If there is one area the Phils were thought to be superior to every team it was starting pitching. This may yet turn out to be true if Brett Myers finally grows up and Cole Hamels continues his development. Jamie Moyer is a real pro and gamer but at his age all we can hope for is sage advice and 8 - 10 wins...if that. Adam Eaton's history suggests a very mediocre performance is in the offing. Freddy Garcia is the wild card of this staff. Which pitcher will show up, the one whose fastball has lost roughly 5 - 8 mph and whose arm shows signs of overuse, or the one who pitched so successfully down the stretch last season despite those factors? Emergency starter/reliever/trade bait Jon Lieber will be hard to count on at this point, especially since he seems destined to start the season on the DL and is, by all accounts, disgruntled to boot.

The Braves will miss Adam LaRoche's bat. Worse, they lack enough starting pitching. They will also miss Chipper Jones from time to time as his injuries force him out of the lineup with considerable frequency. They do have the best young catcher in the league and ageless (he's still young but has been around forever) Andruw Jones.

The Nationals are a bad team.


RickSchuBlues said...

I've been lurking, not commenting...but I couldn't resist comparing/contrasting division predictions with you. Mine is: Braves, Phillies, Mets, Marlins, Nationals. The Braves have enough pitching, an excellent 'pen, and most importantly, a know-how to win that the Phils always seem to lack. The Mets, on the other hand, simply don't have the pitching to repeat. It was their year last year, and they had their chance. No way they get 90 wins out of that pitching staff.

Tom Goodman said...

I don't think the Braves have enough offense or starting pitching. Hudson is on the way down not up. I agree the Mets have big problems in the starting rotation, but their offense is the best overall one in the division. The Marlins are a crap shoot. Those sophs are just as likely to wash out as continue where they left off.
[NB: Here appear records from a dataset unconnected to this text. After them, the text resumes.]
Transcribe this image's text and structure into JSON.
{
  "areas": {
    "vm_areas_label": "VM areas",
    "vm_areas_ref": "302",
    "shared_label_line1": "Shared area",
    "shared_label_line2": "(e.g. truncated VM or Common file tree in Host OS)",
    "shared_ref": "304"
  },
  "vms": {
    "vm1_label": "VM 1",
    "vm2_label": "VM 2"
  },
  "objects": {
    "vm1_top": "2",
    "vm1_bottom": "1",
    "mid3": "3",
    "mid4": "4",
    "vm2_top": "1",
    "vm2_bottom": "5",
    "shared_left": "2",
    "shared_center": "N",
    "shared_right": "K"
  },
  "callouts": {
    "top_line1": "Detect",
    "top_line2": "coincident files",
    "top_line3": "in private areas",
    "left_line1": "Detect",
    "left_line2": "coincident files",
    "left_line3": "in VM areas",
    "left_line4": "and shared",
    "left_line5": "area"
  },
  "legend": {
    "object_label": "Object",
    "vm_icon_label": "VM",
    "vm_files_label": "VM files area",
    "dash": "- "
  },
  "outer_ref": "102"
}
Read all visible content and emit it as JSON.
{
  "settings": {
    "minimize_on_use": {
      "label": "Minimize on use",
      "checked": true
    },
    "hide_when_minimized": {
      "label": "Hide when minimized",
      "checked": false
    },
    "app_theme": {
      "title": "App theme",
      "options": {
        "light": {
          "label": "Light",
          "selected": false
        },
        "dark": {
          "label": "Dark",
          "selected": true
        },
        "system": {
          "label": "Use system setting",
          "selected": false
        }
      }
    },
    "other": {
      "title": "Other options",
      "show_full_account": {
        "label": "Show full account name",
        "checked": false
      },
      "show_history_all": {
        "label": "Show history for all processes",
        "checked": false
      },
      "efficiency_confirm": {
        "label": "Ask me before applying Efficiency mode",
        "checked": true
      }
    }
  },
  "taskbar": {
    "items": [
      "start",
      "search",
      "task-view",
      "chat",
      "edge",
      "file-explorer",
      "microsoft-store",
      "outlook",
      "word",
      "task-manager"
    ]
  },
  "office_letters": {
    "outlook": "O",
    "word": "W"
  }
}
Phils bullpen and outfield are major areas of concern.

You could be right, RSB, but I just don't think the Braves will be the same with an aging Chipper, absent LaRoche and "enough" pitching.